REQUIRED ACTION> Copy the records that follow exactly as written, but not their pictures.

DATA FOR THIS EXERCISE>
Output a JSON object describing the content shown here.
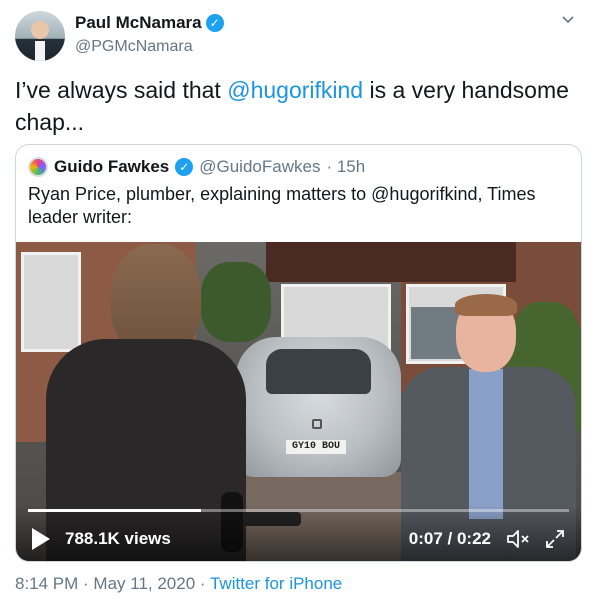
{
  "tweet": {
    "author_name": "Paul McNamara",
    "author_handle": "@PGMcNamara",
    "text_before": "I’ve always said that ",
    "text_mention": "@hugorifkind",
    "text_after": " is a very handsome chap...",
    "timestamp": "8:14 PM · May 11, 2020 · ",
    "source": "Twitter for iPhone"
  },
  "quoted": {
    "author_name": "Guido Fawkes",
    "author_handle": "@GuidoFawkes",
    "age": " · 15h",
    "text": "Ryan Price, plumber, explaining matters to @hugorifkind, Times leader writer:",
    "video": {
      "plate_text": "GY10 BOU",
      "views": "788.1K views",
      "time": "0:07 / 0:22",
      "progress_fraction": 0.32
    }
  },
  "icons": {
    "verified": "verified-badge-icon",
    "caret": "chevron-down-icon",
    "play": "play-icon",
    "mute": "volume-muted-icon",
    "expand": "expand-icon"
  },
  "colors": {
    "link": "#1b95e0",
    "verified": "#1da1f2",
    "secondary_text": "#657786"
  }
}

TASK ANSWER>
Output a JSON object describing the content shown here.
{
  "tweet": {
    "author_name": "Paul McNamara",
    "author_handle": "@PGMcNamara",
    "text_before": "I’ve always said that ",
    "text_mention": "@hugorifkind",
    "text_after": " is a very handsome chap...",
    "timestamp": "8:14 PM · May 11, 2020 · ",
    "source": "Twitter for iPhone"
  },
  "quoted": {
    "author_name": "Guido Fawkes",
    "author_handle": "@GuidoFawkes",
    "age": " · 15h",
    "text": "Ryan Price, plumber, explaining matters to @hugorifkind, Times leader writer:",
    "video": {
      "plate_text": "GY10 BOU",
      "views": "788.1K views",
      "time": "0:07 / 0:22",
      "progress_fraction": 0.32
    }
  },
  "icons": {
    "verified": "verified-badge-icon",
    "caret": "chevron-down-icon",
    "play": "play-icon",
    "mute": "volume-muted-icon",
    "expand": "expand-icon"
  },
  "colors": {
    "link": "#1b95e0",
    "verified": "#1da1f2",
    "secondary_text": "#657786"
  }
}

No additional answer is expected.